It is true that once, a long time ago, financial panics led more or less directly to broader economic distress. In fact, in the classic credit cycle, a meltdown in financial markets was more or less a standard precursor of recession. But in the past 20 years, as that old saying about the stock market and recessions goes, there have tended to be far more financial panics than economic slumps. Take the past three great market dislocations before last week’s: the stock market crash of October 1987, the credit squeeze of August to October 1998 and the financial distress in the immediate aftermath of September 11, 2001.

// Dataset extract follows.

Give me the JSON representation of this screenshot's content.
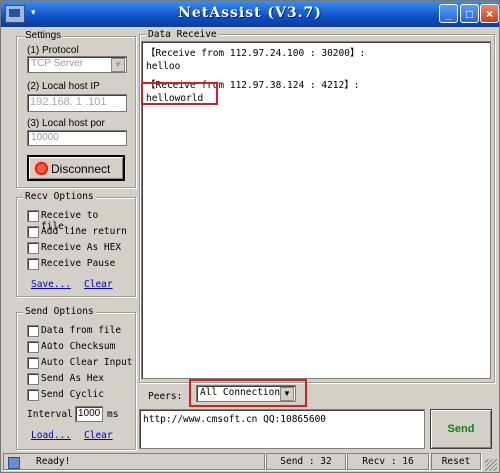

The Great Crash of 1987 turned out, in economic terms, to be a Small Bump. Despite almost universal fears that we were in for a modern version of the Great Depression, the economy carried on regardless. (The stock market carried on regardless, too, by the way.) A recession did come, but not until after another ten quarters of rapid growth, and when it did it was a classic postwar boom-and-bust story – inflation took off and had to be reined back by interest-rate increases.
The 1998 panic was a more complex event, caused by a sudden turnaround in sentiment in credit and currency markets that wrong-footed a sizeable number of investors. It was described, without hyperbole, by people caught up in it as the worst freezing of the financial system in more than 50 years.
But again what followed, in economic terms, was minimal. In 1999 and 2000, in fact, the US and global economies recorded their strongest growth in a decade. A recession came, sure enough, but not for another 2½ years. The post-September 11 crunch was much shorter, but for a while it induced a similar amount of Cassandra commentary in the media. Yet its connection with the real world was so weak that it actually marked the end of a US recession, not the beginning of one.
Let me be clear: I am not saying that there is no connection between financial markets and the real economy. Banks and financial institutions are arteries of the global economy. If arteries become clogged, the potential damage can be enormous. What I am saying is that there is no inevitable connection between a financial market mess, such as the one we have now, and a necessarily unpleasant consequence for people whose only interaction with a financial institution is their monthly bank statement. A critical reason that none of these recent past events caused a real economic crisis was the policy response. In 1987 the Federal Reserve cut interest rates three times in six weeks. In 1998 the Fed cut rates three times in seven weeks. In 2001 the Fed cut rates three times in seven weeks – and further thereafter. Spot a pattern?
Timely reaction by the central bank is critical to shielding the broader economy from a crisis. We won’t know for a while yet whether the Fed’s actions so far – including last week’s discount rate cut – will prove to have been timely. But we know now that the Fed is fully alert to the dangers – and hinted last week that it is ready to cut its key federal funds rate at its next scheduled meeting on September 18, if not before.
Of course, even Fed action may not be enough this time. A key difference between now and previous crises is the level of uncertainty. No one really knows exactly where the fallout from the US mortgage crisis lies. There are worrying signs that this may be making banks and other lenders even more cautious this time and reining in lending even to creditworthy customers.
But I suspect that, given a supportive environment by the Fed, this will not last. As others have noted, the scale of the real problems in the US mortgage market, though large in nominal terms, are still only a small fraction of the total housing sector, let alone of the broader US economy. That suggests there are real opportunities out there for bold investors. And markets being what they are, I would be surprised if such investors did not seize them quickly.
Of course, it is possible to argue that the policy response to previous financial crises has adversely affected the economy in the longer term. By cutting interest rates aggressively each time, the Fed has made financial conditions too easy – on each occasion leading to an inflationary surge or a credit boom that proved unsustainable. That is a risk that a central bank has to take. But the history of the past 20 years suggests that it is a rather small one.